Holliday compliments Judson for his "energy and enthusiasm that has helped bring the highway along."
Still, what can residents do about the unsightly electricity transmission lines straddling much of Austin Highway?
An Overhead Conversion Fund to bury power lines is set aside annually as 1 percent of City Public Service revenue. But given the extensive concrete and the large number of lines, the Austin Highway project could be too costly.
Burying the lines would require a "great deal of coordination, and would be an expensive endeavor," says Roland Hinojosa, a CPS utility coordinator and administrator of conversion funds.
Hinojosa says it is hard to put a pencil to it, but the cost to bury the lines could "get into the millions." After setting aside money for other city conversion projects, $25 million will remain in the conversion fund for future projects; however, City Council would have to approve funnelling it all into an Austin Highway project, which could be politically difficult as those funds are distributed to 10 Council districts.
Judson acknowledges that burying transmission lines is only on the wish list, but the revitalization group at least wants to dress up the towers somewhat, add sidewalks, and plant some trees in the median sometime next year. He remains the quintessential cheerleader for the revitalization of a familiar old roadway.

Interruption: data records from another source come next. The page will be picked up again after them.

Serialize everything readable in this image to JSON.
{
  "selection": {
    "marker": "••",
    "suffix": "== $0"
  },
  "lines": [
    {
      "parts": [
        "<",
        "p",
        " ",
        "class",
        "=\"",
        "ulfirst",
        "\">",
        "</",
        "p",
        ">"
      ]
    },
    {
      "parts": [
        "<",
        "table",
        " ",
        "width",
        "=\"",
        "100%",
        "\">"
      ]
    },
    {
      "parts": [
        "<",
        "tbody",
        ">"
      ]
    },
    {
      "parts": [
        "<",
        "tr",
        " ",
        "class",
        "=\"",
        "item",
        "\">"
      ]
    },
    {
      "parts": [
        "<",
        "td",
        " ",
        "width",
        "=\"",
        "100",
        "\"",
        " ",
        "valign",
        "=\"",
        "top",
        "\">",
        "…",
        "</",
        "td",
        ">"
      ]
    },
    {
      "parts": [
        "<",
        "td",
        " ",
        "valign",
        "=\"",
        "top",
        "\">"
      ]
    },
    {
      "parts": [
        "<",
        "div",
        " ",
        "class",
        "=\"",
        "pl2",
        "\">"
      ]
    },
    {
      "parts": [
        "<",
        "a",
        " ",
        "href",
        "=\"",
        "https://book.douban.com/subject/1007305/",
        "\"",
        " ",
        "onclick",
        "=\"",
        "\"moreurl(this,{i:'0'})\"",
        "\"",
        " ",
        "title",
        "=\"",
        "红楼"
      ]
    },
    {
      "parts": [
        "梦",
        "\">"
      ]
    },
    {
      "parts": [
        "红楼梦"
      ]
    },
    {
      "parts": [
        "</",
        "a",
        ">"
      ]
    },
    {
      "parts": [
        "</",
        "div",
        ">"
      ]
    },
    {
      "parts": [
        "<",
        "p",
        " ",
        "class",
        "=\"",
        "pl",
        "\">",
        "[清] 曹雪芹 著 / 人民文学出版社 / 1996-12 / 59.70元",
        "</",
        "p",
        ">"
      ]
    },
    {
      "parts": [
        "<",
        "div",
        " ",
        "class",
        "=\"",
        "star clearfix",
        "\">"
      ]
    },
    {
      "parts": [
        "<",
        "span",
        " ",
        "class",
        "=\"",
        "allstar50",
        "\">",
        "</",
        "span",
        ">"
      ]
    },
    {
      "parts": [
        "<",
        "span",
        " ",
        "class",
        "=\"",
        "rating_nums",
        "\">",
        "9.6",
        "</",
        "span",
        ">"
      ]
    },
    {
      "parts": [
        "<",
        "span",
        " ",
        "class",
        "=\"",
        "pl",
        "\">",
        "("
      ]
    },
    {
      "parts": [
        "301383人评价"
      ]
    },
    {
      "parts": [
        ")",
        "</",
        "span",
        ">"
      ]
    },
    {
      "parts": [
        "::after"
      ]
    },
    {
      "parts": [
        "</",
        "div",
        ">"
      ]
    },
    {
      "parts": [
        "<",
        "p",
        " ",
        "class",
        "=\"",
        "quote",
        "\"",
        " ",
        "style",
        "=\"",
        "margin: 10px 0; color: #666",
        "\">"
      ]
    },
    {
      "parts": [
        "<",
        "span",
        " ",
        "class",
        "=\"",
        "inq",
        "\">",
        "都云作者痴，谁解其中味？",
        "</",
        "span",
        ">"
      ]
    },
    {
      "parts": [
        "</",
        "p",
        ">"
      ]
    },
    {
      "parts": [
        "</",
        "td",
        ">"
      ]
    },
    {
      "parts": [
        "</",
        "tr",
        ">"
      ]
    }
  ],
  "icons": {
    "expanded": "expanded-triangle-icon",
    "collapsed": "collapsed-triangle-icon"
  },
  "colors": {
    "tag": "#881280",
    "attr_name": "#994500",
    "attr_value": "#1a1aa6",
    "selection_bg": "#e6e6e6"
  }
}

"We're trying. We're working with different types of people to get development," he says. "There's a lot of energy out here, and our job is to keep that energy level up. It's as exciting as all get out as far as I'm concerned." •
By Michael Cary